[Data records]
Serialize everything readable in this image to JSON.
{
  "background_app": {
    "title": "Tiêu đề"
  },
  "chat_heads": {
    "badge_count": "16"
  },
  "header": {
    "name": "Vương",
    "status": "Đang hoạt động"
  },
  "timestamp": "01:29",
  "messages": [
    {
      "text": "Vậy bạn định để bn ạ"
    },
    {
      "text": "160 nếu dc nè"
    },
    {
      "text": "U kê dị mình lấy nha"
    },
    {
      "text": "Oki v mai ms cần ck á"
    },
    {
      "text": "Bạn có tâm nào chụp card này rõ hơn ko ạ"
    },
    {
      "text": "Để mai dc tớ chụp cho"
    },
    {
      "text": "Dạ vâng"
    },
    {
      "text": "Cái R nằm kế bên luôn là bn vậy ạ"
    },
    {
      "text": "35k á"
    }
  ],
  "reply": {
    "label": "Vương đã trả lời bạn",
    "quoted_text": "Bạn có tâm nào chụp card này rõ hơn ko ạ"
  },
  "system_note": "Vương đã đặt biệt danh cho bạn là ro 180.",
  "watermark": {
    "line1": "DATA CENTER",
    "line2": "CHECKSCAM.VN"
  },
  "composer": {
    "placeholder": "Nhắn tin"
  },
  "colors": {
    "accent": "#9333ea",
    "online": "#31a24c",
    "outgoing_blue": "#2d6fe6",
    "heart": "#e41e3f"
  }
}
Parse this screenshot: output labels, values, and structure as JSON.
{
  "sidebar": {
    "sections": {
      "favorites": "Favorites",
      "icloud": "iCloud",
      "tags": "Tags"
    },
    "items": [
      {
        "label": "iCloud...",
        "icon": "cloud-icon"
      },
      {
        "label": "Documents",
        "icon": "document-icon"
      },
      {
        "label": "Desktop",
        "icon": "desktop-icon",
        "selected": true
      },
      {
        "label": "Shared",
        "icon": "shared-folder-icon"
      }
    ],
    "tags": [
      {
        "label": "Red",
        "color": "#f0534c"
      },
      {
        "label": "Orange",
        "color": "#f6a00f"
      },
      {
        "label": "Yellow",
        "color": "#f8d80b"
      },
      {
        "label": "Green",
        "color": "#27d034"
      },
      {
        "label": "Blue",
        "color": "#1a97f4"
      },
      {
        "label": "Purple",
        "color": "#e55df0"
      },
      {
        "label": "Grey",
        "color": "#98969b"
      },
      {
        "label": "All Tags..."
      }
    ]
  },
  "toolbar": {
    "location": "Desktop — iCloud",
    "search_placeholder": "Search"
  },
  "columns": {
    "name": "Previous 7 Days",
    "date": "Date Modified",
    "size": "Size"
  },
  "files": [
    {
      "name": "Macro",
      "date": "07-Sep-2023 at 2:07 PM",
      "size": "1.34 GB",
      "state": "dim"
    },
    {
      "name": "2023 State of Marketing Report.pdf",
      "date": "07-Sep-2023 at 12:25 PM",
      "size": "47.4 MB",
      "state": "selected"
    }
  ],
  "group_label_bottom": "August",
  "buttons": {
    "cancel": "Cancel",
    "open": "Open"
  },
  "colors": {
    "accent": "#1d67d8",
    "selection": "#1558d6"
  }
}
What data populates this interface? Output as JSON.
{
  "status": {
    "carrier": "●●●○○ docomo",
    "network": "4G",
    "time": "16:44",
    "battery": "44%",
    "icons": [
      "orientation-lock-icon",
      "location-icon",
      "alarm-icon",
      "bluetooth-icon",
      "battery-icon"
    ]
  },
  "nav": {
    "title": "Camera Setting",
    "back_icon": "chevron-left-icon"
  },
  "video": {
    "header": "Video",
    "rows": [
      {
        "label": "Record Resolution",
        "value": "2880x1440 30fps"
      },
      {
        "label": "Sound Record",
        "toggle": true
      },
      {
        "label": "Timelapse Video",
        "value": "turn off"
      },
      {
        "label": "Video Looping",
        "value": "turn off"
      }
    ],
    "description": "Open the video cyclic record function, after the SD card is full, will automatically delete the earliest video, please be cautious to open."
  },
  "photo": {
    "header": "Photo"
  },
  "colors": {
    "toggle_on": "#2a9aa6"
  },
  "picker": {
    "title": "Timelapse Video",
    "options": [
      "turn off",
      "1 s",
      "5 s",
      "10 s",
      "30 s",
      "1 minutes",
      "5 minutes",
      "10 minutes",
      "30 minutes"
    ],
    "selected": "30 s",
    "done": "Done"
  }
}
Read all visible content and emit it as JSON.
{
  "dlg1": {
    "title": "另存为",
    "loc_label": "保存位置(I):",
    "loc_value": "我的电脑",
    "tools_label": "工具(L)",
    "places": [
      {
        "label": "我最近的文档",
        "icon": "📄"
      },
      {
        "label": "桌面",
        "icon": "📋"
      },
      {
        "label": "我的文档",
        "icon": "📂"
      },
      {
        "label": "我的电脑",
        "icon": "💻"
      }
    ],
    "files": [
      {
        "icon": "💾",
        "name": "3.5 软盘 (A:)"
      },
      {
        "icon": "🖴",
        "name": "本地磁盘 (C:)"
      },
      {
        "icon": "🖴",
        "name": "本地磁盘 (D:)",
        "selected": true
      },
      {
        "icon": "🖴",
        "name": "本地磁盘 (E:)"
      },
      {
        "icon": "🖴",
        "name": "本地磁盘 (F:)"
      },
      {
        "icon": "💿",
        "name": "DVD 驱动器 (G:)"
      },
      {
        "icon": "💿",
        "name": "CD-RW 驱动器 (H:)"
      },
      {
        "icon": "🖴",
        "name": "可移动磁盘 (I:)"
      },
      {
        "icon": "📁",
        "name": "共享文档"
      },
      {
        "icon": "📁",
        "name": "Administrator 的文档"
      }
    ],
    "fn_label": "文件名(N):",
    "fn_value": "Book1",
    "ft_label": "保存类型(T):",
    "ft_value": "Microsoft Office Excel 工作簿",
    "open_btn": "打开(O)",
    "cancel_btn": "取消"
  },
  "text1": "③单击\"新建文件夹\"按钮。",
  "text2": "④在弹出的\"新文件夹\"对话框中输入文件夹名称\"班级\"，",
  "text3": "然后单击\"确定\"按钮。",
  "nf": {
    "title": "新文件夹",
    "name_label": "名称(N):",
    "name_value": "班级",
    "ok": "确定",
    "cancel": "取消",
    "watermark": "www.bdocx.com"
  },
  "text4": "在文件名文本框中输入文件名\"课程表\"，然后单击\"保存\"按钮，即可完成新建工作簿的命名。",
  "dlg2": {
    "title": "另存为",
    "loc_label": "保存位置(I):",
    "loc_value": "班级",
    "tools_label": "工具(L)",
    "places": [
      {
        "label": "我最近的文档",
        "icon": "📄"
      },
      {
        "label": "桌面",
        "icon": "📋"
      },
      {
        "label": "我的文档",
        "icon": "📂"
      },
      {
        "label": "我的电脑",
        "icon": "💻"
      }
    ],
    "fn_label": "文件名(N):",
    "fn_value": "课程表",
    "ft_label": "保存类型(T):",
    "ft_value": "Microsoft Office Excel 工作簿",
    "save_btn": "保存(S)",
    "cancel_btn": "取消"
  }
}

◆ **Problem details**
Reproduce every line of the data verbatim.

◆ **Solved exercise**
Serialize everything readable in this image to JSON.
{
  "background_app": {
    "title": "Tiêu đề"
  },
  "chat_heads": {
    "badge_count": "16"
  },
  "header": {
    "name": "Vương",
    "status": "Đang hoạt động"
  },
  "timestamp": "01:29",
  "messages": [
    {
      "text": "Vậy bạn định để bn ạ"
    },
    {
      "text": "160 nếu dc nè"
    },
    {
      "text": "U kê dị mình lấy nha"
    },
    {
      "text": "Oki v mai ms cần ck á"
    },
    {
      "text": "Bạn có tâm nào chụp card này rõ hơn ko ạ"
    },
    {
      "text": "Để mai dc tớ chụp cho"
    },
    {
      "text": "Dạ vâng"
    },
    {
      "text": "Cái R nằm kế bên luôn là bn vậy ạ"
    },
    {
      "text": "35k á"
    }
  ],
  "reply": {
    "label": "Vương đã trả lời bạn",
    "quoted_text": "Bạn có tâm nào chụp card này rõ hơn ko ạ"
  },
  "system_note": "Vương đã đặt biệt danh cho bạn là ro 180.",
  "watermark": {
    "line1": "DATA CENTER",
    "line2": "CHECKSCAM.VN"
  },
  "composer": {
    "placeholder": "Nhắn tin"
  },
  "colors": {
    "accent": "#9333ea",
    "online": "#31a24c",
    "outgoing_blue": "#2d6fe6",
    "heart": "#e41e3f"
  }
}
Parse this screenshot: output labels, values, and structure as JSON.
{
  "sidebar": {
    "sections": {
      "favorites": "Favorites",
      "icloud": "iCloud",
      "tags": "Tags"
    },
    "items": [
      {
        "label": "iCloud...",
        "icon": "cloud-icon"
      },
      {
        "label": "Documents",
        "icon": "document-icon"
      },
      {
        "label": "Desktop",
        "icon": "desktop-icon",
        "selected": true
      },
      {
        "label": "Shared",
        "icon": "shared-folder-icon"
      }
    ],
    "tags": [
      {
        "label": "Red",
        "color": "#f0534c"
      },
      {
        "label": "Orange",
        "color": "#f6a00f"
      },
      {
        "label": "Yellow",
        "color": "#f8d80b"
      },
      {
        "label": "Green",
        "color": "#27d034"
      },
      {
        "label": "Blue",
        "color": "#1a97f4"
      },
      {
        "label": "Purple",
        "color": "#e55df0"
      },
      {
        "label": "Grey",
        "color": "#98969b"
      },
      {
        "label": "All Tags..."
      }
    ]
  },
  "toolbar": {
    "location": "Desktop — iCloud",
    "search_placeholder": "Search"
  },
  "columns": {
    "name": "Previous 7 Days",
    "date": "Date Modified",
    "size": "Size"
  },
  "files": [
    {
      "name": "Macro",
      "date": "07-Sep-2023 at 2:07 PM",
      "size": "1.34 GB",
      "state": "dim"
    },
    {
      "name": "2023 State of Marketing Report.pdf",
      "date": "07-Sep-2023 at 12:25 PM",
      "size": "47.4 MB",
      "state": "selected"
    }
  ],
  "group_label_bottom": "August",
  "buttons": {
    "cancel": "Cancel",
    "open": "Open"
  },
  "colors": {
    "accent": "#1d67d8",
    "selection": "#1558d6"
  }
}
What data populates this interface? Output as JSON.
{
  "status": {
    "carrier": "●●●○○ docomo",
    "network": "4G",
    "time": "16:44",
    "battery": "44%",
    "icons": [
      "orientation-lock-icon",
      "location-icon",
      "alarm-icon",
      "bluetooth-icon",
      "battery-icon"
    ]
  },
  "nav": {
    "title": "Camera Setting",
    "back_icon": "chevron-left-icon"
  },
  "video": {
    "header": "Video",
    "rows": [
      {
        "label": "Record Resolution",
        "value": "2880x1440 30fps"
      },
      {
        "label": "Sound Record",
        "toggle": true
      },
      {
        "label": "Timelapse Video",
        "value": "turn off"
      },
      {
        "label": "Video Looping",
        "value": "turn off"
      }
    ],
    "description": "Open the video cyclic record function, after the SD card is full, will automatically delete the earliest video, please be cautious to open."
  },
  "photo": {
    "header": "Photo"
  },
  "colors": {
    "toggle_on": "#2a9aa6"
  },
  "picker": {
    "title": "Timelapse Video",
    "options": [
      "turn off",
      "1 s",
      "5 s",
      "10 s",
      "30 s",
      "1 minutes",
      "5 minutes",
      "10 minutes",
      "30 minutes"
    ],
    "selected": "30 s",
    "done": "Done"
  }
}
Read all visible content and emit it as JSON.
{
  "dlg1": {
    "title": "另存为",
    "loc_label": "保存位置(I):",
    "loc_value": "我的电脑",
    "tools_label": "工具(L)",
    "places": [
      {
        "label": "我最近的文档",
        "icon": "📄"
      },
      {
        "label": "桌面",
        "icon": "📋"
      },
      {
        "label": "我的文档",
        "icon": "📂"
      },
      {
        "label": "我的电脑",
        "icon": "💻"
      }
    ],
    "files": [
      {
        "icon": "💾",
        "name": "3.5 软盘 (A:)"
      },
      {
        "icon": "🖴",
        "name": "本地磁盘 (C:)"
      },
      {
        "icon": "🖴",
        "name": "本地磁盘 (D:)",
        "selected": true
      },
      {
        "icon": "🖴",
        "name": "本地磁盘 (E:)"
      },
      {
        "icon": "🖴",
        "name": "本地磁盘 (F:)"
      },
      {
        "icon": "💿",
        "name": "DVD 驱动器 (G:)"
      },
      {
        "icon": "💿",
        "name": "CD-RW 驱动器 (H:)"
      },
      {
        "icon": "🖴",
        "name": "可移动磁盘 (I:)"
      },
      {
        "icon": "📁",
        "name": "共享文档"
      },
      {
        "icon": "📁",
        "name": "Administrator 的文档"
      }
    ],
    "fn_label": "文件名(N):",
    "fn_value": "Book1",
    "ft_label": "保存类型(T):",
    "ft_value": "Microsoft Office Excel 工作簿",
    "open_btn": "打开(O)",
    "cancel_btn": "取消"
  },
  "text1": "③单击\"新建文件夹\"按钮。",
  "text2": "④在弹出的\"新文件夹\"对话框中输入文件夹名称\"班级\"，",
  "text3": "然后单击\"确定\"按钮。",
  "nf": {
    "title": "新文件夹",
    "name_label": "名称(N):",
    "name_value": "班级",
    "ok": "确定",
    "cancel": "取消",
    "watermark": "www.bdocx.com"
  },
  "text4": "在文件名文本框中输入文件名\"课程表\"，然后单击\"保存\"按钮，即可完成新建工作簿的命名。",
  "dlg2": {
    "title": "另存为",
    "loc_label": "保存位置(I):",
    "loc_value": "班级",
    "tools_label": "工具(L)",
    "places": [
      {
        "label": "我最近的文档",
        "icon": "📄"
      },
      {
        "label": "桌面",
        "icon": "📋"
      },
      {
        "label": "我的文档",
        "icon": "📂"
      },
      {
        "label": "我的电脑",
        "icon": "💻"
      }
    ],
    "fn_label": "文件名(N):",
    "fn_value": "课程表",
    "ft_label": "保存类型(T):",
    "ft_value": "Microsoft Office Excel 工作簿",
    "save_btn": "保存(S)",
    "cancel_btn": "取消"
  }
}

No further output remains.